RECORD EXTRACTS START
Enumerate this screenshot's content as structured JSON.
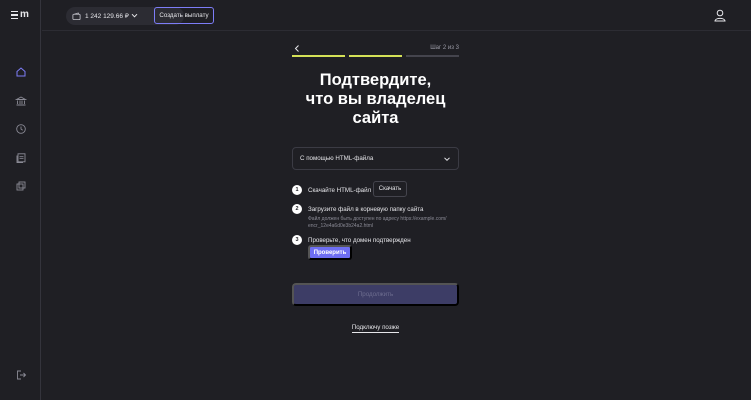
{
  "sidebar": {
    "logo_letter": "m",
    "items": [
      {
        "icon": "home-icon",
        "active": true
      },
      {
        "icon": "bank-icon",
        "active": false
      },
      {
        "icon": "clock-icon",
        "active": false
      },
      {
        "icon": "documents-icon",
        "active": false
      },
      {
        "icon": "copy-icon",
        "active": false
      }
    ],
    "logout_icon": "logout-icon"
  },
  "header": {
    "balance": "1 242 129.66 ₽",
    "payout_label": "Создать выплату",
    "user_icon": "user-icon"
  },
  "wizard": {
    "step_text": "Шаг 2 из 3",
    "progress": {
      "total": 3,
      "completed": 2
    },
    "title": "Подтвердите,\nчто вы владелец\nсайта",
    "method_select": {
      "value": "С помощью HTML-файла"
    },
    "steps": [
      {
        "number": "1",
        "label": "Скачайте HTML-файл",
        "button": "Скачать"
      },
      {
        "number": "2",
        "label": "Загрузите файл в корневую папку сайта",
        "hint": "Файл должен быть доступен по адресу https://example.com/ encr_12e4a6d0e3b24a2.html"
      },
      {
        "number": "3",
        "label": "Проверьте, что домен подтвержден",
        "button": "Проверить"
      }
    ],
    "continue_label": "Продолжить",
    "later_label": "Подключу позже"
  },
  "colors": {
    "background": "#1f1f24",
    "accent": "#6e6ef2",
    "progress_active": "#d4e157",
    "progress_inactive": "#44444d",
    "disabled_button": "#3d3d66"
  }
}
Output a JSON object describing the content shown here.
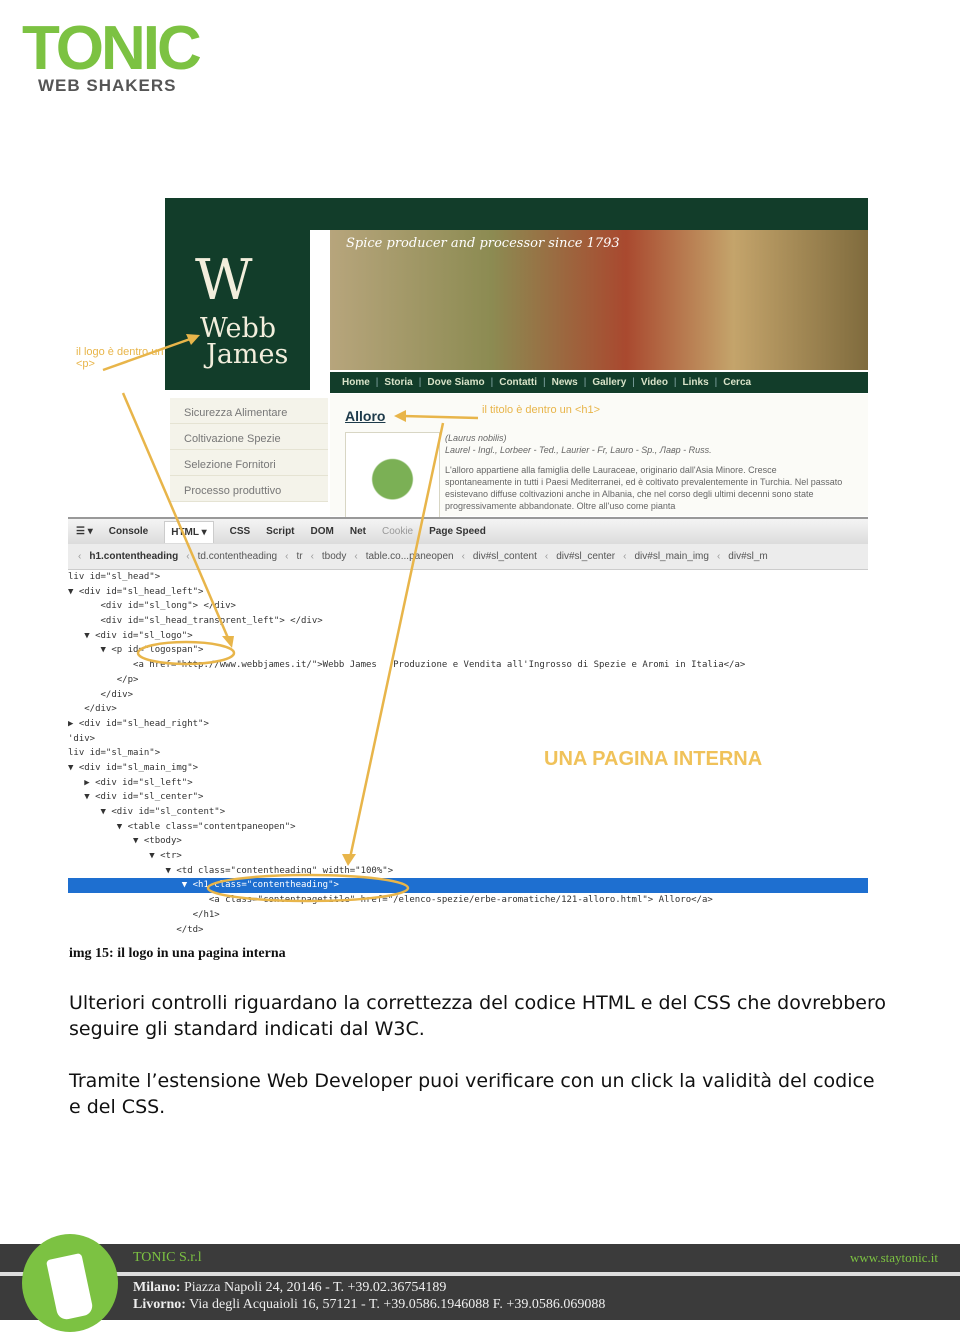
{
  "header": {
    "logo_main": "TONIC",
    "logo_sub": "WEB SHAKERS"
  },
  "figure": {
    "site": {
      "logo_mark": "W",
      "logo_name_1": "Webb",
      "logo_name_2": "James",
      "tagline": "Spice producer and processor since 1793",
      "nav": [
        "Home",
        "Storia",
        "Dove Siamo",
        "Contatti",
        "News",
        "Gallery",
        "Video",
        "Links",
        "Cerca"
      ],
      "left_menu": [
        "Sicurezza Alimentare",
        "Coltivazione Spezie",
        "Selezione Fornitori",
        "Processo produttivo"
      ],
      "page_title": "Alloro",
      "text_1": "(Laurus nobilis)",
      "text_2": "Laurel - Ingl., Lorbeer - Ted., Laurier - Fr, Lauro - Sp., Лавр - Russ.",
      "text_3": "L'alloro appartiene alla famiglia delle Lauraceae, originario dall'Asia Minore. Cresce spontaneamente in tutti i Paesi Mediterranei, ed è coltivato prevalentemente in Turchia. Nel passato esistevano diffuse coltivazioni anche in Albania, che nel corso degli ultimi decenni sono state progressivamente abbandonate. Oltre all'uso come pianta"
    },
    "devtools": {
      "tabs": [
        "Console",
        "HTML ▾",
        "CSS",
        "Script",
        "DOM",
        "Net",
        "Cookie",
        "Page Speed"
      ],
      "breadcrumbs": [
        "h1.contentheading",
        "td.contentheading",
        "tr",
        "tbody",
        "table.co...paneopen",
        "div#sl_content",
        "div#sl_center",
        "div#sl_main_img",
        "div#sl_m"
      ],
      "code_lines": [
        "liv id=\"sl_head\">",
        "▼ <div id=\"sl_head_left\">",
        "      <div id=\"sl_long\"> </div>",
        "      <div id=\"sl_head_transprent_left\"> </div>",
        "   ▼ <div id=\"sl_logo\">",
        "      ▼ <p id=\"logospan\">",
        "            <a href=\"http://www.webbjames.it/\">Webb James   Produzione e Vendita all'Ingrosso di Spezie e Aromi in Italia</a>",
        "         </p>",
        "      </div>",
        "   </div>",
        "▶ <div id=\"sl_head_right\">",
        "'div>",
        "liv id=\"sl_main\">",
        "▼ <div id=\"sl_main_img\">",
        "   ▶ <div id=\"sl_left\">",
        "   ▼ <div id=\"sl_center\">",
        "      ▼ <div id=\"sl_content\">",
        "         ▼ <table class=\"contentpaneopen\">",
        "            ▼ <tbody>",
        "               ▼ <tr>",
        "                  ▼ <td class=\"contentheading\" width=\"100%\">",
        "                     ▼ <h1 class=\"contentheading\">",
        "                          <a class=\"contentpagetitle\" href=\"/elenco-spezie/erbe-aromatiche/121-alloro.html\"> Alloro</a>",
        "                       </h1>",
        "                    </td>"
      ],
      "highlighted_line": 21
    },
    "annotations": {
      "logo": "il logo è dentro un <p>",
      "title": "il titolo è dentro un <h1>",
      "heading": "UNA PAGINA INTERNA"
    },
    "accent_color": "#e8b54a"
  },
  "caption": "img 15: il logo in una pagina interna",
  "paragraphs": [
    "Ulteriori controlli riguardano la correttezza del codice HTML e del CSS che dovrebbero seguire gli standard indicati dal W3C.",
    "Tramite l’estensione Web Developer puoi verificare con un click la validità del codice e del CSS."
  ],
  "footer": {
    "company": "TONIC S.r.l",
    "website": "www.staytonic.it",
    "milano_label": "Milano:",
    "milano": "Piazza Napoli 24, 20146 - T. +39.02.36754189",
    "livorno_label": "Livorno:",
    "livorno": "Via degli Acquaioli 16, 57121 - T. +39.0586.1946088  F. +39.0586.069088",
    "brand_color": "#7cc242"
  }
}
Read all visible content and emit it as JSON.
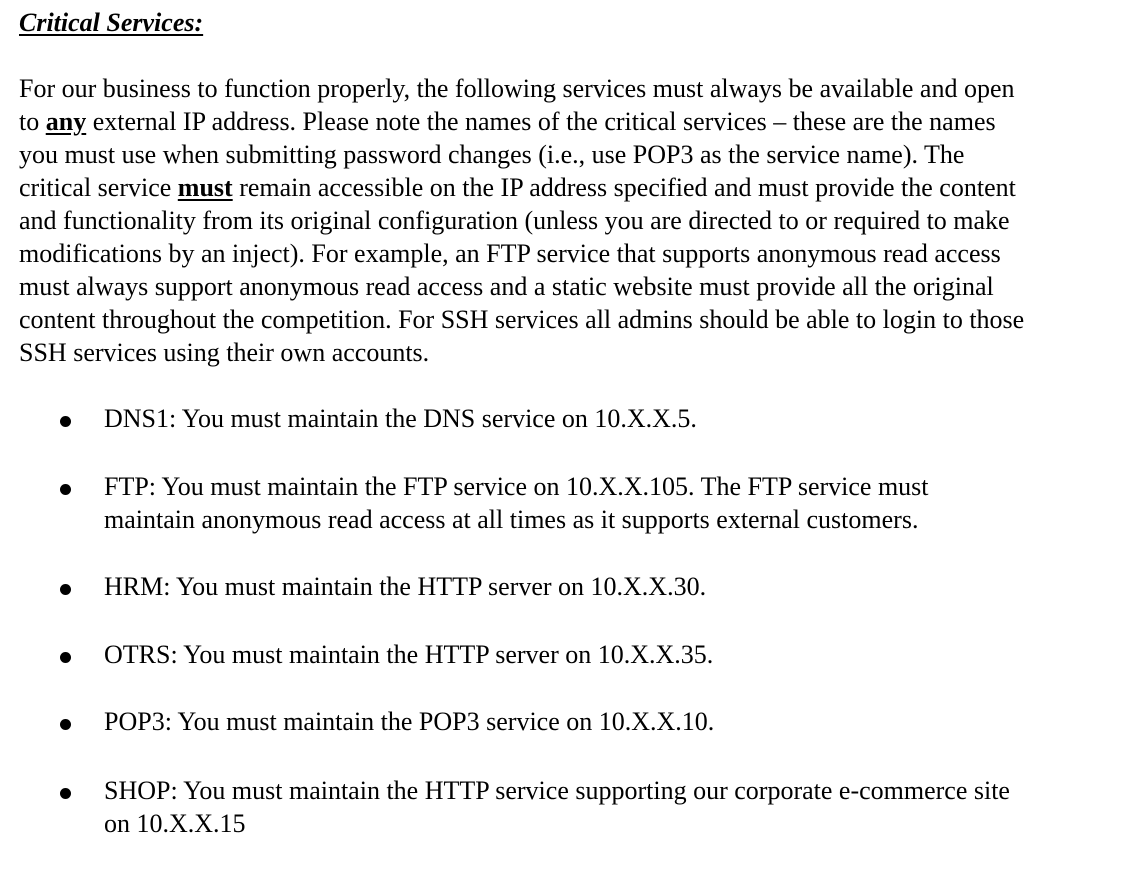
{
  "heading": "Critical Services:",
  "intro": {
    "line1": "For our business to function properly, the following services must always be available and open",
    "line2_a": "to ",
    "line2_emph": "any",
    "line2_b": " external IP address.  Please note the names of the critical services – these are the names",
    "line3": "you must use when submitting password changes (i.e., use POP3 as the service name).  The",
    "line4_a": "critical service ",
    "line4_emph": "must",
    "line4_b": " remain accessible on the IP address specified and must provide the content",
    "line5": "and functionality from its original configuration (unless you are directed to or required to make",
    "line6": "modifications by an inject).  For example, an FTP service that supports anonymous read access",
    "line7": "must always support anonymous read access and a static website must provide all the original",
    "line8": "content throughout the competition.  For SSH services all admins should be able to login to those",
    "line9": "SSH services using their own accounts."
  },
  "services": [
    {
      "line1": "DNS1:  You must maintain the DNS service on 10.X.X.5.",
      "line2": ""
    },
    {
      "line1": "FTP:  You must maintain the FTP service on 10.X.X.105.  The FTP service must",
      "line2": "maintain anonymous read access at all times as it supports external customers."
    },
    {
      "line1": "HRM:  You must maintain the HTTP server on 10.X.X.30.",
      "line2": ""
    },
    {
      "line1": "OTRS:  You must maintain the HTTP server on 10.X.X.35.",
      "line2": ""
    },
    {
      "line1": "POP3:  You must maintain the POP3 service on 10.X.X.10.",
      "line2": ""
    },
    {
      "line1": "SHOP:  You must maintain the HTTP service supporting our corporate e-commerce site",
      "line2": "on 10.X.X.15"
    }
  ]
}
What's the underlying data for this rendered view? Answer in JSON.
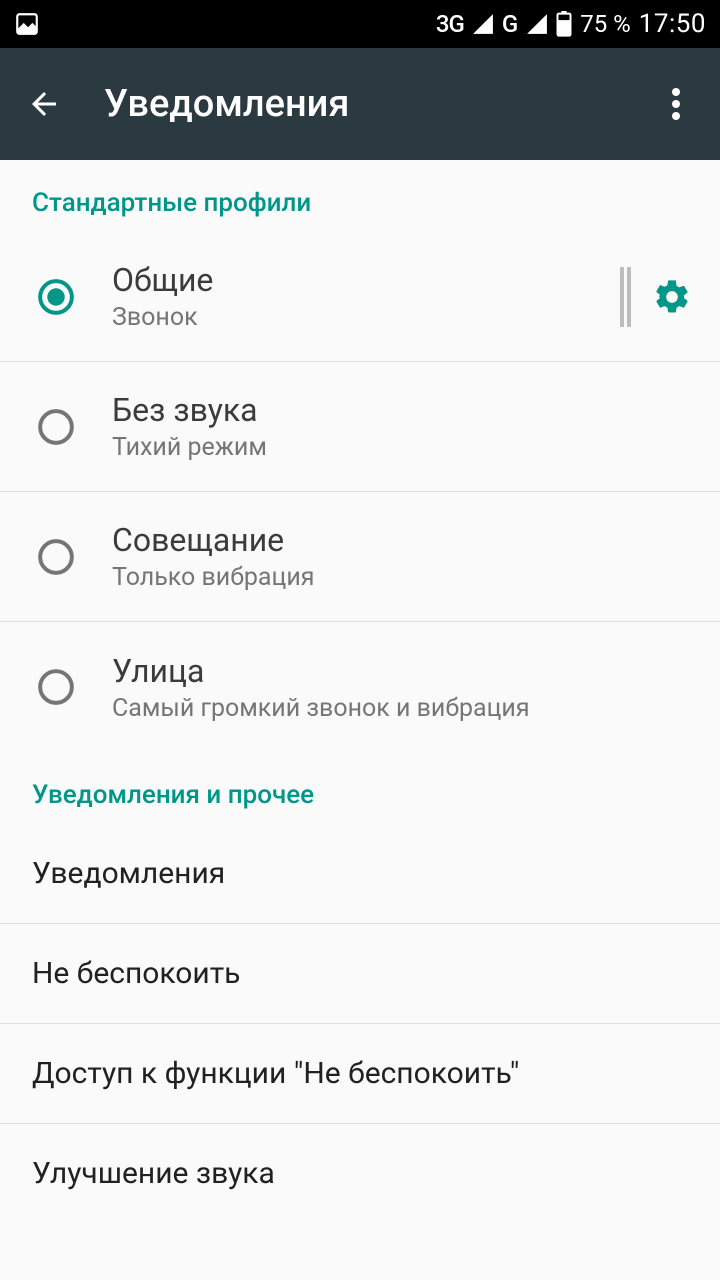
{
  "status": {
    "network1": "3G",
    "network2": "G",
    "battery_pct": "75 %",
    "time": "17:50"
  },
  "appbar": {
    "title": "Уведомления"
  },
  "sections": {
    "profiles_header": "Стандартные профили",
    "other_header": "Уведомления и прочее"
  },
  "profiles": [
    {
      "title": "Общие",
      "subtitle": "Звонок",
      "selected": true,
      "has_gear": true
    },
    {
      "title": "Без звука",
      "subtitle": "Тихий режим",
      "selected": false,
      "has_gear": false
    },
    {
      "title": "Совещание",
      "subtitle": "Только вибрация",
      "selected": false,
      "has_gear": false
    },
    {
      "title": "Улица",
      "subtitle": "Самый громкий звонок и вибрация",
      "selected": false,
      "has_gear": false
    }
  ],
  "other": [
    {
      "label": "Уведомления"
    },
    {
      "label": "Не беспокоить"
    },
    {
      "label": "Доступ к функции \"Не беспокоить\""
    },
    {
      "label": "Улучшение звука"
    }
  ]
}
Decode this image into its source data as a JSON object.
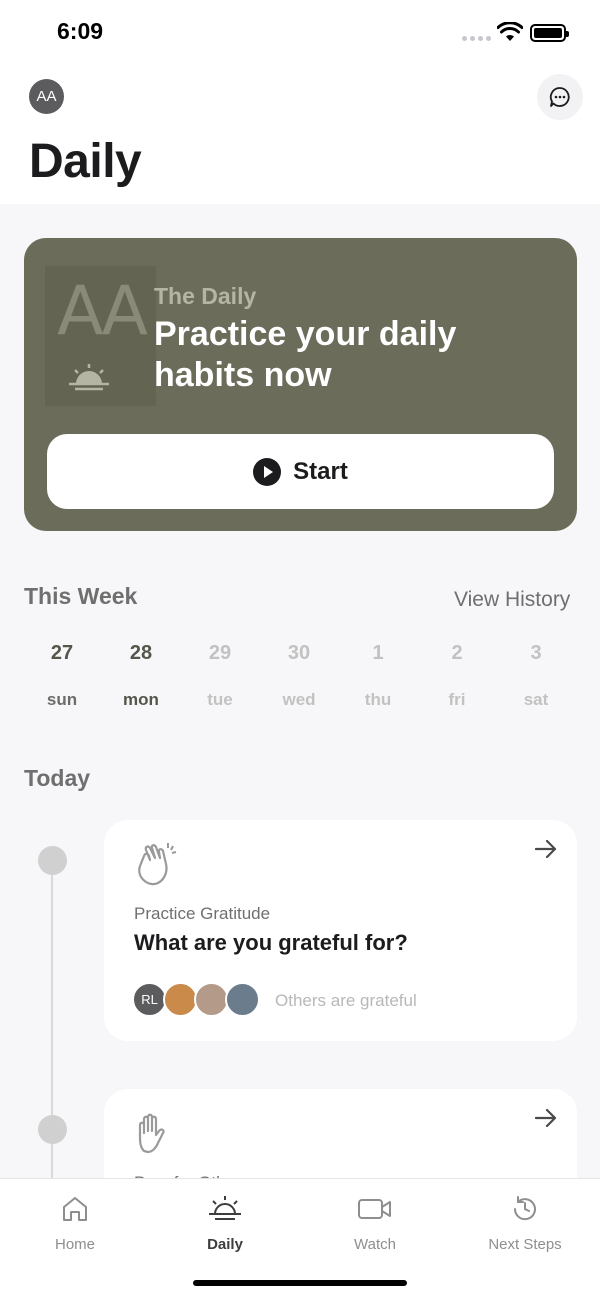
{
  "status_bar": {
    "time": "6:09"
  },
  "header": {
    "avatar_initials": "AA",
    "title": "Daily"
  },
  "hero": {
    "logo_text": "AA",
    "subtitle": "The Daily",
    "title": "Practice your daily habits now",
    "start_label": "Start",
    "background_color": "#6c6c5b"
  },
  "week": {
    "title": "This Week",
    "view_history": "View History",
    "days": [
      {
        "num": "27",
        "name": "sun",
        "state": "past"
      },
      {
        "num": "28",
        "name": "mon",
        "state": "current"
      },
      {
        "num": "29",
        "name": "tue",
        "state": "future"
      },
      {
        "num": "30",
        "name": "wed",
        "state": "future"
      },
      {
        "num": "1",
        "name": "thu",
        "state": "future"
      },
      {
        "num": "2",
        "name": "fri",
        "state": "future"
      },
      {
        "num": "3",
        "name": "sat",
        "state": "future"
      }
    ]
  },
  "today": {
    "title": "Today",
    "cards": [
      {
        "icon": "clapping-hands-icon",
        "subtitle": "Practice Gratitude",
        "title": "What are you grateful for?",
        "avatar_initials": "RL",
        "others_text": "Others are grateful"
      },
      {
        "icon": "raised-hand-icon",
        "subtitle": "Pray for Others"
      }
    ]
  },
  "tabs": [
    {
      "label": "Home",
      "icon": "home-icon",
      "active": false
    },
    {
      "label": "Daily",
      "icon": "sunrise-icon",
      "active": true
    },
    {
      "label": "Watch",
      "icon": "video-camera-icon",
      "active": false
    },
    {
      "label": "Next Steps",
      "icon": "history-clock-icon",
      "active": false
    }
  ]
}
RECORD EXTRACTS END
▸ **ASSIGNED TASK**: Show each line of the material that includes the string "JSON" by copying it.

▸ **RESULT**:
Enumerate this screenshot's content as structured JSON.
Output a JSON object describing the content shown here.
Read all visible content and emit it as JSON.
What's the underlying data for this rendered view? Answer in JSON.
Decode this image into its source data as a JSON object.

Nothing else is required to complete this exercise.